The Federal Government is beginning to recognize the needs for research and starting to fund some research. Since cannabis is still Schedule 1, even the government has a hard time creating research funding. But private industry is stepping up to the research plate, and that might or might not be medical. Some private research foundations are giving money for cannabis research. It’s beginning, but only a beginning. Researchers need to get deep into the (pardon my expression) weeds and details about cannabis. There was a major uptick in research in 2018 and the outlook is (so far) better in 2019.
7. Studies Show Children and Teens Use Less Cannabis Where it’s Legal
There have been several new studies designed to understand how teens are using cannabis with the results coming out in 2018. Guess what? All the studies, every single one, show underage use of cannabis is lower. Colorado has lower use rate for teens. Washington State had previously reported lower underage cannabis use. It seems counter-intuitive, but it’s actually not. If you’ve studied history of alcohol prohibition and its repeal by the 21st Amendment. While the prohibition of alcohol was in force in the 1920s in the U.S., youth under the age of 21 were normally consuming alcohol, even if it was illegal. After prohibition, teen alcohol use actually went down. Why should cannabis be any different? The realization that underage consumption might decline began in 2018 with several studies published that demonstrated the decline of teen cannabis use in places where it’s legal. There will always be underage cannabis-use just as there’s underage alcohol-use, but it won’t be a free-for-all that the naysayers predict.

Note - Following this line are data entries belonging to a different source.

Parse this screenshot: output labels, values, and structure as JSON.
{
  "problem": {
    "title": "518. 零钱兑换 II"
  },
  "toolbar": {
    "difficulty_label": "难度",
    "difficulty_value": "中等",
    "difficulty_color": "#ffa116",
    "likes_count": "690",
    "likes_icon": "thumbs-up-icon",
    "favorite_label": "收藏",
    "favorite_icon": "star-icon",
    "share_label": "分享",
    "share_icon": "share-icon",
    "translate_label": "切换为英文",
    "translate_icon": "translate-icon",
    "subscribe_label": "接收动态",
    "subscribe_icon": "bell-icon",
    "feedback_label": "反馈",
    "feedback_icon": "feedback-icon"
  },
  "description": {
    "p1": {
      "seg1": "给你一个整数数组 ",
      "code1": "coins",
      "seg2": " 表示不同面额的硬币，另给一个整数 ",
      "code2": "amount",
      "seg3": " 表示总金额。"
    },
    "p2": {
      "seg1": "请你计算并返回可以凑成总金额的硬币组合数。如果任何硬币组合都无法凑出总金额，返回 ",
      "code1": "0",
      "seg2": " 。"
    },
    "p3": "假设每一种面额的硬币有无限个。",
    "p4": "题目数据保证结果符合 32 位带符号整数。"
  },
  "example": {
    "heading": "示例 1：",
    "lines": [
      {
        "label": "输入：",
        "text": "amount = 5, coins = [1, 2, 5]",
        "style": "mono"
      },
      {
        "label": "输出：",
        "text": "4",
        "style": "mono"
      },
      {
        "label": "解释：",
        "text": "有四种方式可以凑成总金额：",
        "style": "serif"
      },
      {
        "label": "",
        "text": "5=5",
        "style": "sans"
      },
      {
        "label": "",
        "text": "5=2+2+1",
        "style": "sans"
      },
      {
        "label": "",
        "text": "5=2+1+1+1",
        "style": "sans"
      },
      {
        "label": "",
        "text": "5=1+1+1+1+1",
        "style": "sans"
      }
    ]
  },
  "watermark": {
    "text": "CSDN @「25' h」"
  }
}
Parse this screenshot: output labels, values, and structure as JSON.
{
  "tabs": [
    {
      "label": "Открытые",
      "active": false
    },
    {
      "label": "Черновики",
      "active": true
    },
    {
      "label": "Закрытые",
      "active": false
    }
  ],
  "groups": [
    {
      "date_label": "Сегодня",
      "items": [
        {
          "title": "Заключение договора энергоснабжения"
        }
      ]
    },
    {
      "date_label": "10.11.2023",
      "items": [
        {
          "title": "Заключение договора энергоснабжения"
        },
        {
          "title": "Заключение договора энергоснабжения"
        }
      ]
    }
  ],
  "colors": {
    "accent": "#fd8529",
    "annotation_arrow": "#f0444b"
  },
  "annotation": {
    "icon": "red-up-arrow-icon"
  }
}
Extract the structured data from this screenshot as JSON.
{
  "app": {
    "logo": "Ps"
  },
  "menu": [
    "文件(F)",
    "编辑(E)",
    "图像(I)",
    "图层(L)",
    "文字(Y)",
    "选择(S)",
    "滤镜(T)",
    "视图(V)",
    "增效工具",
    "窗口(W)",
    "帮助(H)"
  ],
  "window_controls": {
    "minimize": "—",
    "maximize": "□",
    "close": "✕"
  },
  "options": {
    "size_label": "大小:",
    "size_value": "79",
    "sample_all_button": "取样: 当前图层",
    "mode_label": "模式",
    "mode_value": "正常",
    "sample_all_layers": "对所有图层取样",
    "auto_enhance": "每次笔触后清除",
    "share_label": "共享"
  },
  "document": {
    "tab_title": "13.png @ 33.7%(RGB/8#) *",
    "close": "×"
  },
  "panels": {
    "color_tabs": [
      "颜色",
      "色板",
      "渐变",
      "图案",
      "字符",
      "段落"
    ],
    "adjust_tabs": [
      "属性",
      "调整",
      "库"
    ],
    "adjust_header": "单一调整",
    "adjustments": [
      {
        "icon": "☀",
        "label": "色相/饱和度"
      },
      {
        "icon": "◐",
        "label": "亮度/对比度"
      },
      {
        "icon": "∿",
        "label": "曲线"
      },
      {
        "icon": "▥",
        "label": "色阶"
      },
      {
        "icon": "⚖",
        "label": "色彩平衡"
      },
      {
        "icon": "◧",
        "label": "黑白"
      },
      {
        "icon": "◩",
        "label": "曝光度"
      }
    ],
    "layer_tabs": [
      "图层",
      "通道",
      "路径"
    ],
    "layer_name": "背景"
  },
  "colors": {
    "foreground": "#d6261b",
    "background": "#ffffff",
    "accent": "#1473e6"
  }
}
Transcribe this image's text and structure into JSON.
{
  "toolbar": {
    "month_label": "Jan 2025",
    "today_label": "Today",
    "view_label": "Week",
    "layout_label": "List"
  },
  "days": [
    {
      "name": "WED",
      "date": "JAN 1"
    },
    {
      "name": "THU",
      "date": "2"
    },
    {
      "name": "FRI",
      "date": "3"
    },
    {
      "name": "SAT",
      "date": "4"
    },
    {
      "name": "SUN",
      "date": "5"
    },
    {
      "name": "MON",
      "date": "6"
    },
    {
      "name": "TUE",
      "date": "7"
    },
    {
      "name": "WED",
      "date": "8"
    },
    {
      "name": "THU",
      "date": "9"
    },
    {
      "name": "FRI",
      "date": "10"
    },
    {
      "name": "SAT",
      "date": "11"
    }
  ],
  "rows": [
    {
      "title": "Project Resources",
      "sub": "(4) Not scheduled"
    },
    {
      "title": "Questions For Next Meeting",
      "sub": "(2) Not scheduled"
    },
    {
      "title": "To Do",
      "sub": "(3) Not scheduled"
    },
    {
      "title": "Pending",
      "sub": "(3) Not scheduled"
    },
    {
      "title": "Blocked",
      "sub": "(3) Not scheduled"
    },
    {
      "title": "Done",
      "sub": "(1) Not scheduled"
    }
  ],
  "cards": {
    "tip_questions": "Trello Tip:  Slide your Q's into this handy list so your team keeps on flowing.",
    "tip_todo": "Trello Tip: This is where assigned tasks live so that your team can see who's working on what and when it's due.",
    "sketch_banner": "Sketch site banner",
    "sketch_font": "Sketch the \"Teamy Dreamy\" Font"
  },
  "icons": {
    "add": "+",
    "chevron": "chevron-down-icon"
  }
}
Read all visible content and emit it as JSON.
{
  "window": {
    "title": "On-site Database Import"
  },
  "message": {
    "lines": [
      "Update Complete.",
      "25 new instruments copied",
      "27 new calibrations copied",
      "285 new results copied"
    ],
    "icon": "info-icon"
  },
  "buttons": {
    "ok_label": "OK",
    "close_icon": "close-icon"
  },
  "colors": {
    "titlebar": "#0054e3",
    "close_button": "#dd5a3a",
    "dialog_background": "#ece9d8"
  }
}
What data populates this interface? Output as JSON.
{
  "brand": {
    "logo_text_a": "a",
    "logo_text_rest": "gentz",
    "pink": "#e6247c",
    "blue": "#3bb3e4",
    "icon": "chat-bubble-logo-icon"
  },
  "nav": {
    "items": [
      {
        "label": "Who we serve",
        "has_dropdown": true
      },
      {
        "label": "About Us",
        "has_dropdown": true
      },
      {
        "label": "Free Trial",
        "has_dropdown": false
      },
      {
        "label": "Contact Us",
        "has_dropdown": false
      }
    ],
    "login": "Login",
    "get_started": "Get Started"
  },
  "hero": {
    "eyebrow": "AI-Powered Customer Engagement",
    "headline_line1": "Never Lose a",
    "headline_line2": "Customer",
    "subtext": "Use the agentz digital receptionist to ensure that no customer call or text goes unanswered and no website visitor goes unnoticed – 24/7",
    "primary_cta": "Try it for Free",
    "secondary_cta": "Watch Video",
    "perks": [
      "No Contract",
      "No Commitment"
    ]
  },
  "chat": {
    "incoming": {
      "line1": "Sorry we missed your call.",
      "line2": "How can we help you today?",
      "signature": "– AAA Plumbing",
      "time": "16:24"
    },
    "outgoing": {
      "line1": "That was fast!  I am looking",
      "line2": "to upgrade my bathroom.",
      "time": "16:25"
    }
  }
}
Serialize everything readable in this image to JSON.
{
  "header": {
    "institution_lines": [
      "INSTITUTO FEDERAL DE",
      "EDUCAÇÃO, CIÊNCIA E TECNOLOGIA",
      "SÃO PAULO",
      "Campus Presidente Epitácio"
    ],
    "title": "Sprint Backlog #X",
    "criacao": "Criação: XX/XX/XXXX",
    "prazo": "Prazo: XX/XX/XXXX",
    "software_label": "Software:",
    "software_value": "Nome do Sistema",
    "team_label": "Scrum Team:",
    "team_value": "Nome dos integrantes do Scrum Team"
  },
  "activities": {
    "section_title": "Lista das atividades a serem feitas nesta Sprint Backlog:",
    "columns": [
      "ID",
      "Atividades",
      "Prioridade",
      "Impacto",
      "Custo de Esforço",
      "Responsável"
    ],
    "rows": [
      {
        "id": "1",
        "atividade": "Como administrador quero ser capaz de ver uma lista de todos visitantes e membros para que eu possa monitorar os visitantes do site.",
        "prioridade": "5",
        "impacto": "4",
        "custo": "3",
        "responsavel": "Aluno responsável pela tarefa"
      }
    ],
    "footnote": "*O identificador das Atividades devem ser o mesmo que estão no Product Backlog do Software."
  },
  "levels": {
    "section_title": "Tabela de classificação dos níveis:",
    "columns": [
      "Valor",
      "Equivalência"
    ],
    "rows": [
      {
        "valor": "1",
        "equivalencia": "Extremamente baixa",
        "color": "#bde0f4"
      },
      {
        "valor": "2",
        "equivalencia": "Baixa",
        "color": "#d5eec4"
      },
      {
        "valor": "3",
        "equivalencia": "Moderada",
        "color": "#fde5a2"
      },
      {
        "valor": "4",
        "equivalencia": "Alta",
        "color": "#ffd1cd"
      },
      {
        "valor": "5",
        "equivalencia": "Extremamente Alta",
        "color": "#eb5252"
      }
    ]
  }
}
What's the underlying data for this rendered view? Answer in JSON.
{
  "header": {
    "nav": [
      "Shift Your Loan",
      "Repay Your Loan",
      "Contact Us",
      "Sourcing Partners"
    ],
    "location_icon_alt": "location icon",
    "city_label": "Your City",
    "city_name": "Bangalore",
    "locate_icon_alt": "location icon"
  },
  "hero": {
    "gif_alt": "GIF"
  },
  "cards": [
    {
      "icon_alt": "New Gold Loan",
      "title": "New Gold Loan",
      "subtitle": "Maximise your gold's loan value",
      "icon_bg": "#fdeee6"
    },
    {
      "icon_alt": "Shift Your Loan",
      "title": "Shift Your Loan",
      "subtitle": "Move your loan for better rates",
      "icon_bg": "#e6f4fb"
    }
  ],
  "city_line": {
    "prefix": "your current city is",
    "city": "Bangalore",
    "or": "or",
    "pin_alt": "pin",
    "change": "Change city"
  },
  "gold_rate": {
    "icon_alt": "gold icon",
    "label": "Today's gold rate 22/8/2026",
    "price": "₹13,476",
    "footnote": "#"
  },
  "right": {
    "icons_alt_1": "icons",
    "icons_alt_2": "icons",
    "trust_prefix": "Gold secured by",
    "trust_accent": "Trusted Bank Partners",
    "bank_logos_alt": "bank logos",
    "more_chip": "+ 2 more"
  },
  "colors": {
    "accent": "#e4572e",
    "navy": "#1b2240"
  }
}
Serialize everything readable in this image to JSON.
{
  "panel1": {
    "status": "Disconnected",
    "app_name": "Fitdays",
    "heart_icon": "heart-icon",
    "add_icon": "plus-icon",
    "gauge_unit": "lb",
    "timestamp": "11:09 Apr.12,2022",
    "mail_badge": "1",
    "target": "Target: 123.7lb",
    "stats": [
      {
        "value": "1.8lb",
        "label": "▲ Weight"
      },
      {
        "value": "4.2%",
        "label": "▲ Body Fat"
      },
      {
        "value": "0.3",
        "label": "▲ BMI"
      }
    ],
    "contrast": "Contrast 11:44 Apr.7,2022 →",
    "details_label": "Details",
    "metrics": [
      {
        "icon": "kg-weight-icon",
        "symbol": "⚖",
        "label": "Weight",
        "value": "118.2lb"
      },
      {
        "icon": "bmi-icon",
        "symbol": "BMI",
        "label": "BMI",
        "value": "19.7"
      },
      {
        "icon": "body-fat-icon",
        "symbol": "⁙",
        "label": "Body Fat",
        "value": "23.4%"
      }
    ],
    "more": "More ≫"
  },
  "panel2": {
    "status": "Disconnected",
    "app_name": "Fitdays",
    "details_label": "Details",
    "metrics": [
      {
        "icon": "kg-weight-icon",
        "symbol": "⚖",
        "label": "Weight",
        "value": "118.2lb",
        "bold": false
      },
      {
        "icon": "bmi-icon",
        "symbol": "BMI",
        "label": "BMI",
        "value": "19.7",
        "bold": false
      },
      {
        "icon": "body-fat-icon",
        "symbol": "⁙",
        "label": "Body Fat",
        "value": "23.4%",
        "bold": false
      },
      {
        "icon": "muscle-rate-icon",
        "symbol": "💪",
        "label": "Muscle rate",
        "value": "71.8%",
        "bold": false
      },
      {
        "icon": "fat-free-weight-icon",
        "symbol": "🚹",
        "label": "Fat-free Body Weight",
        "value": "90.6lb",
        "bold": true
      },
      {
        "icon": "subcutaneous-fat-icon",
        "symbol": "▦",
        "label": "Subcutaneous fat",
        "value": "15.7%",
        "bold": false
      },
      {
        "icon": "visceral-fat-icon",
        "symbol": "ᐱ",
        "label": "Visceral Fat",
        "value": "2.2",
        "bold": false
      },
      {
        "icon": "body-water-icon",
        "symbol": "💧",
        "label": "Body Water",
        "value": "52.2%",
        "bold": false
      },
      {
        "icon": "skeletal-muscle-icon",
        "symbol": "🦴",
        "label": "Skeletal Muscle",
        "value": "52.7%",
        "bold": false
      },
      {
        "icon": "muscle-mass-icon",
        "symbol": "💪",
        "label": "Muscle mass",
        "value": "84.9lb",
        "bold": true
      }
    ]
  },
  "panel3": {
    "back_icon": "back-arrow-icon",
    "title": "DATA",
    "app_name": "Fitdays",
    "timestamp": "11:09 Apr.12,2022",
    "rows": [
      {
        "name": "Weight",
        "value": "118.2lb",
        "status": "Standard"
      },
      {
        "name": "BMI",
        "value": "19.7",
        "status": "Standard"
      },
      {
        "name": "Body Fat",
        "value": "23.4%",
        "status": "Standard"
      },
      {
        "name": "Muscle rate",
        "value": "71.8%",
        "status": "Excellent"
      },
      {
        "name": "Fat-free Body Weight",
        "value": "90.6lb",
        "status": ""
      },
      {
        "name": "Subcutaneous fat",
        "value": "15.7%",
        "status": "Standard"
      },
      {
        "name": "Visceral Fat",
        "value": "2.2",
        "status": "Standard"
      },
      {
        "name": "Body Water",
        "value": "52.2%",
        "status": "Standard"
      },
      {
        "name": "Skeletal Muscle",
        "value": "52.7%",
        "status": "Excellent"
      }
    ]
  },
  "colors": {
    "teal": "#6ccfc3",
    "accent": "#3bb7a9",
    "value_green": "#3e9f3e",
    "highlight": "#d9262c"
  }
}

Yes, laughter. Even Republicans these days are laughing about cannabis. Is it because they’re high? Could be. Might be. Who knows. Who cares. The main point is, as cannabis becomes normalized in our society, it’s makes us laugh. Cannabis can to do all sorts of positive things for our society, at least in our view. Laugh away Republicans. Laugh away. Now you’ll be laughing with everyone else. We view that as a good thing. Democrats need to laugh too. Our society has become too serious. 2018 saw some humor woven into the conversation about cannabis by both political parties, and that surely is a sign that the times they are a-changing. Let’s hope it continues.
Even though 2018 was the watershed year in the re-legalization of cannabis, there are still many hurdles our society needs to get past. A watershed is the dividing point, the tipping point where everything that came before is changed moving forward. The next most important thing that can happen is the removal of cannabis from Schedule 1. When cocaine is classed lower than cannabis on this so-called schedule of ‘illegal’ drugs, it’s a problem. Only Schedule 2 (where cocaine is) and below can be used as medicine and have research dollars applied to them. Congress needs to reschedule cannabis before any really great research can happen.
There are still too many people and governments who believe the propaganda and lies that were spread about cannabis starting in the early 1900s.